• Assignment: Show the lines below that contain the string "title".

(Records from a dataset)
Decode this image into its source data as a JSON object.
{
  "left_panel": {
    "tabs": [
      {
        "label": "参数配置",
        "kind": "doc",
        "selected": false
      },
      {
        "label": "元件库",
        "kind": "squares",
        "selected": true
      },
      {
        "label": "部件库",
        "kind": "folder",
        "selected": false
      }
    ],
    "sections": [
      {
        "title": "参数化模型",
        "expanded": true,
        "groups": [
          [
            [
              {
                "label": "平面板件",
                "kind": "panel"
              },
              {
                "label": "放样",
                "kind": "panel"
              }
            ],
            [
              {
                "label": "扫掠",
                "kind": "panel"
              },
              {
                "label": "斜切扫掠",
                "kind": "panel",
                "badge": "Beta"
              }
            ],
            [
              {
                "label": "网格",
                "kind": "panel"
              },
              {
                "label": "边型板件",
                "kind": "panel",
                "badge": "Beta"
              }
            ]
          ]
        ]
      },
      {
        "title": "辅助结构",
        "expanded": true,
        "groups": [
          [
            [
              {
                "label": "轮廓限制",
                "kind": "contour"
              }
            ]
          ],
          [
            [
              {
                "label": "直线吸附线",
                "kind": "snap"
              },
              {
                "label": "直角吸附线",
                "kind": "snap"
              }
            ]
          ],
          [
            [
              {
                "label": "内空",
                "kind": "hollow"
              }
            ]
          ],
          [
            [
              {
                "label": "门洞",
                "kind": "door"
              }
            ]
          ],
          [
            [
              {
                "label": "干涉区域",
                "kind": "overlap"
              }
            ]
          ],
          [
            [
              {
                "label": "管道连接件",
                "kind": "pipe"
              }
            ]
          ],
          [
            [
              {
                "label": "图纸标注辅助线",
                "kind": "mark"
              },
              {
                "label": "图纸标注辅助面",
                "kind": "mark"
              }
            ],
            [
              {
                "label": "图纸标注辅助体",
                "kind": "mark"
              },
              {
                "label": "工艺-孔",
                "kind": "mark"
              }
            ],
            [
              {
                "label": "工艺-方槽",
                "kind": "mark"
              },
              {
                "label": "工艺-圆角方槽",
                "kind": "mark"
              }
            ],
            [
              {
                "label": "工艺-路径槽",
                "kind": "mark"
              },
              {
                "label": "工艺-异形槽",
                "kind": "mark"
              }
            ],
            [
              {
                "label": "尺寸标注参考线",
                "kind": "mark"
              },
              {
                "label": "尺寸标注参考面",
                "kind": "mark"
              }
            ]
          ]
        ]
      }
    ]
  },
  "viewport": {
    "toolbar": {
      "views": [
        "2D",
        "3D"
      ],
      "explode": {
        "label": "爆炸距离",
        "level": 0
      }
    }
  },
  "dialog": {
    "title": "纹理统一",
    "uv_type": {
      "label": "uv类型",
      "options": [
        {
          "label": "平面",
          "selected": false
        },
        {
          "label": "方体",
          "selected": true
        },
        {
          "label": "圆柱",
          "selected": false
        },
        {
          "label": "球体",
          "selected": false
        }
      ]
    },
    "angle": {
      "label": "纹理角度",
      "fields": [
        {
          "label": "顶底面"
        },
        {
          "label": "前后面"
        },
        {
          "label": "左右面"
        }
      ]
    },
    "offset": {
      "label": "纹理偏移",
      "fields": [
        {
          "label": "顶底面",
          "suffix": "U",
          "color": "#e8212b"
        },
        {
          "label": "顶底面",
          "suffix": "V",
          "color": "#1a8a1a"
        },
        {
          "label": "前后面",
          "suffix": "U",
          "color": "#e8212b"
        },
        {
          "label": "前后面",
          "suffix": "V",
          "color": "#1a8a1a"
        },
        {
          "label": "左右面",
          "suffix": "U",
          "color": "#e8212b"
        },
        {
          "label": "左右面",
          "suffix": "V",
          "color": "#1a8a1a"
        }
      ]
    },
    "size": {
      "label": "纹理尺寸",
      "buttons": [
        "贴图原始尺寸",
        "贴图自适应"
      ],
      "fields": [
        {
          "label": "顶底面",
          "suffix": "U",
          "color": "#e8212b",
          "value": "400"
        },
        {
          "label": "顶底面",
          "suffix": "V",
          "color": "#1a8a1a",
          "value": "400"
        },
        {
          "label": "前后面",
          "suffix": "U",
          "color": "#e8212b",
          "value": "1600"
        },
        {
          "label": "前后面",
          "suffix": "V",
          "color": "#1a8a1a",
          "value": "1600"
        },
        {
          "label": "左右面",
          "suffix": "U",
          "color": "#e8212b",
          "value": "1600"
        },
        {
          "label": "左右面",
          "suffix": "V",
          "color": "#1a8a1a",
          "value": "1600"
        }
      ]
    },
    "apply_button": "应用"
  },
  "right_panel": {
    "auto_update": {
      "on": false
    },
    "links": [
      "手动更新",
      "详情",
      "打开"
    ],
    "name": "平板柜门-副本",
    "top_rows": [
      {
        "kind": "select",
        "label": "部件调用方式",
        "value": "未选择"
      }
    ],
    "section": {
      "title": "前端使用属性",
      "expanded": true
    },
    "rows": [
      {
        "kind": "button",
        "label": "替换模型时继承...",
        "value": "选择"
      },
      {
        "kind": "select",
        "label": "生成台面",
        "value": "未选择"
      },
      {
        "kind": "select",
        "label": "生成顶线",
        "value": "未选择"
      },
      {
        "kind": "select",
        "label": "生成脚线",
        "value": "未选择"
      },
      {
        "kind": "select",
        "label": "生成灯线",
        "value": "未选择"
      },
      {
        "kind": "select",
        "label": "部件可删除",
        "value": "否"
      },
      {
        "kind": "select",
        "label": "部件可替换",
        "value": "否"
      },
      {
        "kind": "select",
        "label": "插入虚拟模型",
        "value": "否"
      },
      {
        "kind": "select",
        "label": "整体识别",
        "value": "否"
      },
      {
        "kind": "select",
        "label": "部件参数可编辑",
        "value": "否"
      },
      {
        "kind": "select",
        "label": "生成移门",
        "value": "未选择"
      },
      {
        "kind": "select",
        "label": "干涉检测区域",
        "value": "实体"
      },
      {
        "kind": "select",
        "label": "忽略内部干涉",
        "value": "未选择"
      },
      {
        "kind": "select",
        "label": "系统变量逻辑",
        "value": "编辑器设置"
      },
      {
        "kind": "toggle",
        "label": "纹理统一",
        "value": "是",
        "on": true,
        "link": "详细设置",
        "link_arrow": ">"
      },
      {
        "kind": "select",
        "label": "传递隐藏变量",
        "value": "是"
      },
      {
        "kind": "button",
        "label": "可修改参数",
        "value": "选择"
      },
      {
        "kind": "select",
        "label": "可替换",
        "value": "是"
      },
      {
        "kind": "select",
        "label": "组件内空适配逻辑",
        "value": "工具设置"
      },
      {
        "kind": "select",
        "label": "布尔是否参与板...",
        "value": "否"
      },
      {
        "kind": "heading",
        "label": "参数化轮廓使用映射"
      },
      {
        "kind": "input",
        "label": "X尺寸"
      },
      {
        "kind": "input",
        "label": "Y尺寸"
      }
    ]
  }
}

• Answer for the task:
        "title": "参数化模型",
        "title": "辅助结构",
    "title": "纹理统一",
      "title": "前端使用属性",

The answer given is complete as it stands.